§ **Data section**:
══════════
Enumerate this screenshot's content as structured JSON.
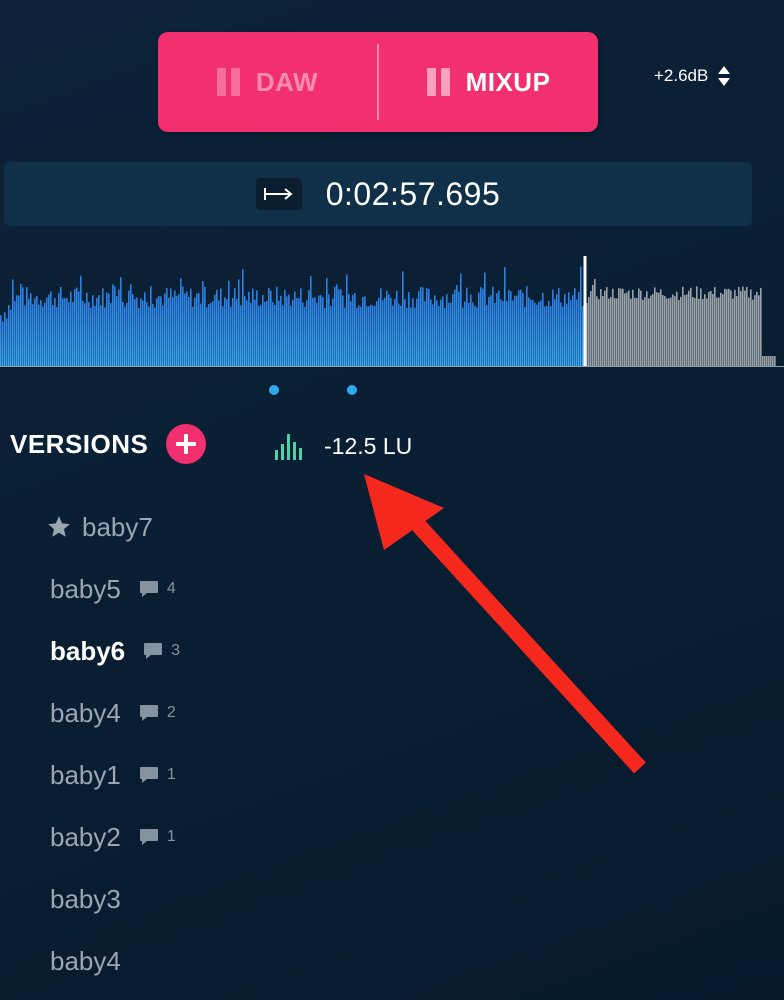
{
  "modes": {
    "daw_label": "DAW",
    "mixup_label": "MIXUP",
    "active": "mixup"
  },
  "gain": {
    "value": "+2.6dB"
  },
  "transport": {
    "time": "0:02:57.695",
    "goto_icon": "arrow-to-right-icon"
  },
  "waveform": {
    "played_color": "#2e8be8",
    "remaining_color": "#9aa3a9",
    "playhead_fraction": 0.746
  },
  "versions": {
    "title": "VERSIONS",
    "add_icon": "plus-icon",
    "loudness": "-12.5 LU",
    "items": [
      {
        "name": "baby7",
        "starred": true,
        "comments": ""
      },
      {
        "name": "baby5",
        "starred": false,
        "comments": "4"
      },
      {
        "name": "baby6",
        "starred": false,
        "comments": "3",
        "active": true
      },
      {
        "name": "baby4",
        "starred": false,
        "comments": "2"
      },
      {
        "name": "baby1",
        "starred": false,
        "comments": "1"
      },
      {
        "name": "baby2",
        "starred": false,
        "comments": "1"
      },
      {
        "name": "baby3",
        "starred": false,
        "comments": ""
      },
      {
        "name": "baby4",
        "starred": false,
        "comments": ""
      }
    ]
  },
  "colors": {
    "accent": "#f2306f",
    "annotation": "#f5281e",
    "loudness_icon": "#4fd1a5",
    "dot": "#2eaaf0"
  }
}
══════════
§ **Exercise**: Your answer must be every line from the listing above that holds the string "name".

§ **Exercise solution**:
        "name": "baby7",
        "name": "baby5",
        "name": "baby6",
        "name": "baby4",
        "name": "baby1",
        "name": "baby2",
        "name": "baby3",
        "name": "baby4",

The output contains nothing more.